Anzer honey prevents N-ethylmaleimide-induced liver damage in rats

Korkmaz A., Kolankaya D.

EXPERIMENTAL AND TOXICOLOGIC PATHOLOGY, vol.61, no.4, pp.333-337, 2009 (SCI-Expanded) identifier identifier identifier

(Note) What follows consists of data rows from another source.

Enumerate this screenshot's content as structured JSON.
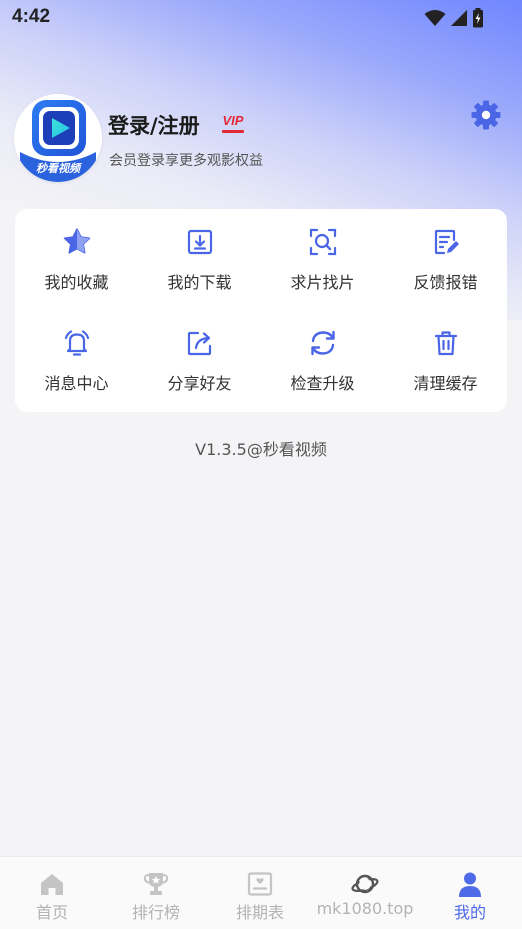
{
  "status_bar": {
    "time": "4:42"
  },
  "profile": {
    "avatar_caption": "秒看视频",
    "login_title": "登录/注册",
    "vip_badge": "VIP",
    "subtitle": "会员登录享更多观影权益"
  },
  "grid": {
    "items": [
      {
        "label": "我的收藏",
        "icon": "star-icon"
      },
      {
        "label": "我的下载",
        "icon": "download-icon"
      },
      {
        "label": "求片找片",
        "icon": "search-film-icon"
      },
      {
        "label": "反馈报错",
        "icon": "feedback-edit-icon"
      },
      {
        "label": "消息中心",
        "icon": "bell-icon"
      },
      {
        "label": "分享好友",
        "icon": "share-icon"
      },
      {
        "label": "检查升级",
        "icon": "refresh-icon"
      },
      {
        "label": "清理缓存",
        "icon": "trash-icon"
      }
    ]
  },
  "version_text": "V1.3.5@秒看视频",
  "bottom_nav": {
    "items": [
      {
        "label": "首页",
        "icon": "home-icon",
        "active": false
      },
      {
        "label": "排行榜",
        "icon": "trophy-icon",
        "active": false
      },
      {
        "label": "排期表",
        "icon": "schedule-icon",
        "active": false
      },
      {
        "label": "mk1080.top",
        "icon": "planet-icon",
        "active": false
      },
      {
        "label": "我的",
        "icon": "person-icon",
        "active": true
      }
    ]
  },
  "colors": {
    "accent": "#4f6ae8",
    "icon_blue": "#4a66e6",
    "vip_red": "#e22a36",
    "inactive_gray": "#b3b3b3"
  }
}
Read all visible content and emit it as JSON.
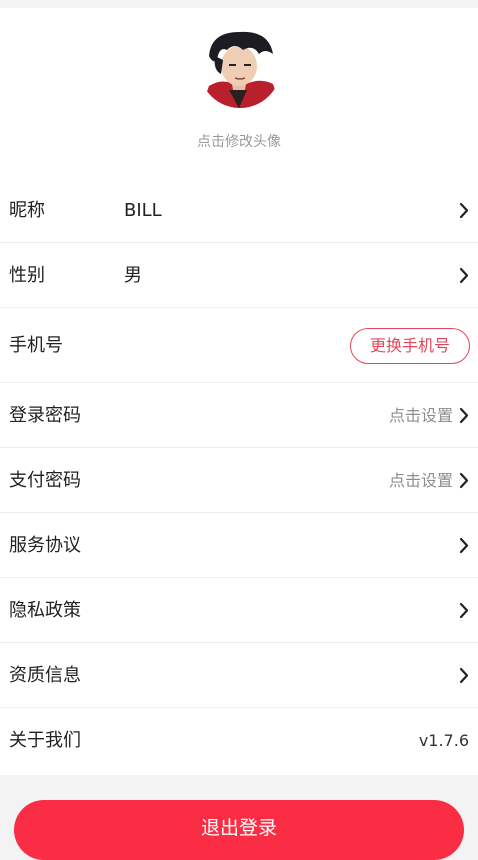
{
  "profile": {
    "avatar_hint": "点击修改头像"
  },
  "rows": [
    {
      "label": "昵称",
      "value": "BILL"
    },
    {
      "label": "性别",
      "value": "男"
    },
    {
      "label": "手机号",
      "action": "更换手机号"
    },
    {
      "label": "登录密码",
      "hint": "点击设置"
    },
    {
      "label": "支付密码",
      "hint": "点击设置"
    },
    {
      "label": "服务协议"
    },
    {
      "label": "隐私政策"
    },
    {
      "label": "资质信息"
    },
    {
      "label": "关于我们",
      "version": "v1.7.6"
    }
  ],
  "logout_label": "退出登录",
  "colors": {
    "accent": "#fb2d44",
    "pill_border": "#e5475a",
    "page_background": "#f3f3f3"
  }
}
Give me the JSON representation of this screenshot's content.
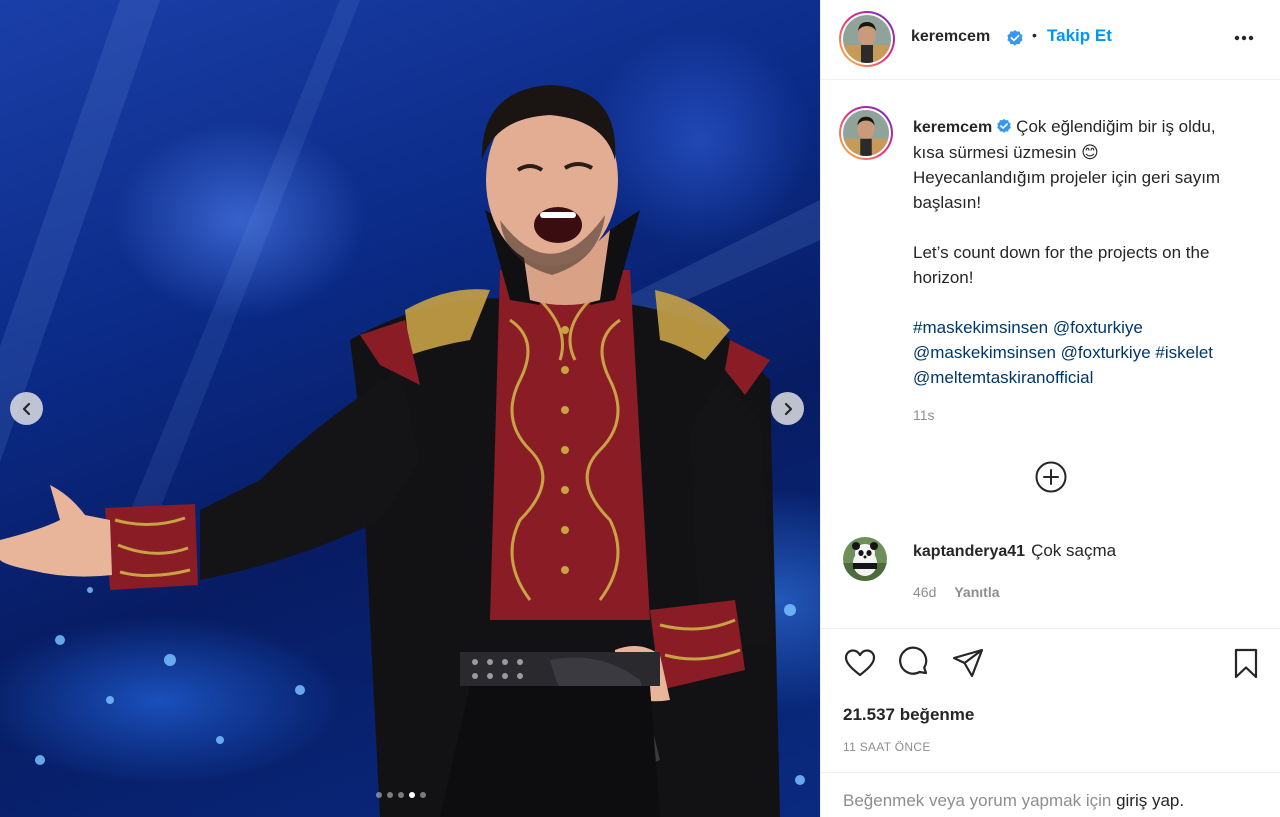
{
  "header": {
    "username": "keremcem",
    "separator": "•",
    "follow_label": "Takip Et",
    "avatar_icon": "profile-photo",
    "verified_icon": "verified-badge-icon",
    "more_icon": "more-options-icon"
  },
  "media": {
    "carousel_count": 5,
    "active_index": 3,
    "prev_icon": "chevron-left-icon",
    "next_icon": "chevron-right-icon"
  },
  "caption": {
    "username": "keremcem",
    "line1": "Çok eğlendiğim bir iş oldu,",
    "line2": "kısa sürmesi üzmesin",
    "emoji": "😊",
    "line3": "Heyecanlandığım projeler için geri sayım",
    "line4": "başlasın!",
    "line5": "Let’s count down for the projects on the",
    "line6": "horizon!",
    "hashtags_row1": [
      "#maskekimsinsen",
      "@foxturkiye"
    ],
    "hashtags_row2": [
      "@maskekimsinsen",
      "@foxturkiye",
      "#iskelet"
    ],
    "hashtags_row3": [
      "@meltemtaskiranofficial"
    ],
    "time_ago": "11s"
  },
  "load_more_icon": "plus-circle-icon",
  "comment": {
    "username": "kaptanderya41",
    "text": "Çok saçma",
    "time_ago": "46d",
    "reply_label": "Yanıtla"
  },
  "actions": {
    "like_icon": "heart-icon",
    "comment_icon": "comment-icon",
    "share_icon": "paper-plane-icon",
    "save_icon": "bookmark-icon"
  },
  "likes_text": "21.537 beğenme",
  "posted_time": "11 SAAT ÖNCE",
  "login_prompt": {
    "prefix": "Beğenmek veya yorum yapmak için",
    "link": "giriş yap."
  },
  "colors": {
    "accent_link": "#0095f6",
    "hashtag": "#00376b",
    "secondary_text": "#8e8e8e",
    "stage_blue": "#0b2a86",
    "costume_red": "#8a1c26",
    "costume_gold": "#c8a245"
  }
}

N-ethylmaleimide (NEM) is a sulphydryl blocker which impairs the sulphydryl dependent antioxidant system (mainly glutathione) in the body by alkylating endogenous sulphydryls. This study was designed to investigate the effects of Anzer honey on NEM-induced liver injury in rats. Thirty female Wistar albino rats were divided equally into three groups. Group 1: control; Group 2: NEM; Group 3: Anzer honey + NEM. NEM (0.075 mg kg(-1)) was given to both group 2 and 3 administered subcutaneously (s.c.) for 30 days. The animals in the Anzer honey + NEM group were treated with Anzer honey at a dose of 0.275 g kg(-1), (p.o.) at 1 h prior to every NEM injection. At the end of the 30 day treatment period, liver samples were taken for determination of the glutathione levels and histological examination. NEM treatment alone caused a significant reduction of the liver glutathione levels in group 2. Furthermore, NEM treatment caused congestion and mononuclear cell infiltration in the liver when compared to the control group. In group 3, Anzer honey treatment reversed all the changes in glutathione level, as well as histopathological alterations, normally induced by NEM. The findings imply that depletion of glutathione concentration plays a causal role in NEM-induced liver injury, and that the hepatoprotective effect of Anzer honey may be mediated through sulfhydryl-sensitive processes. They further imply that it may also possess antioxidant properties. (C) 2008 Elsevier GmbH. All rights reserved.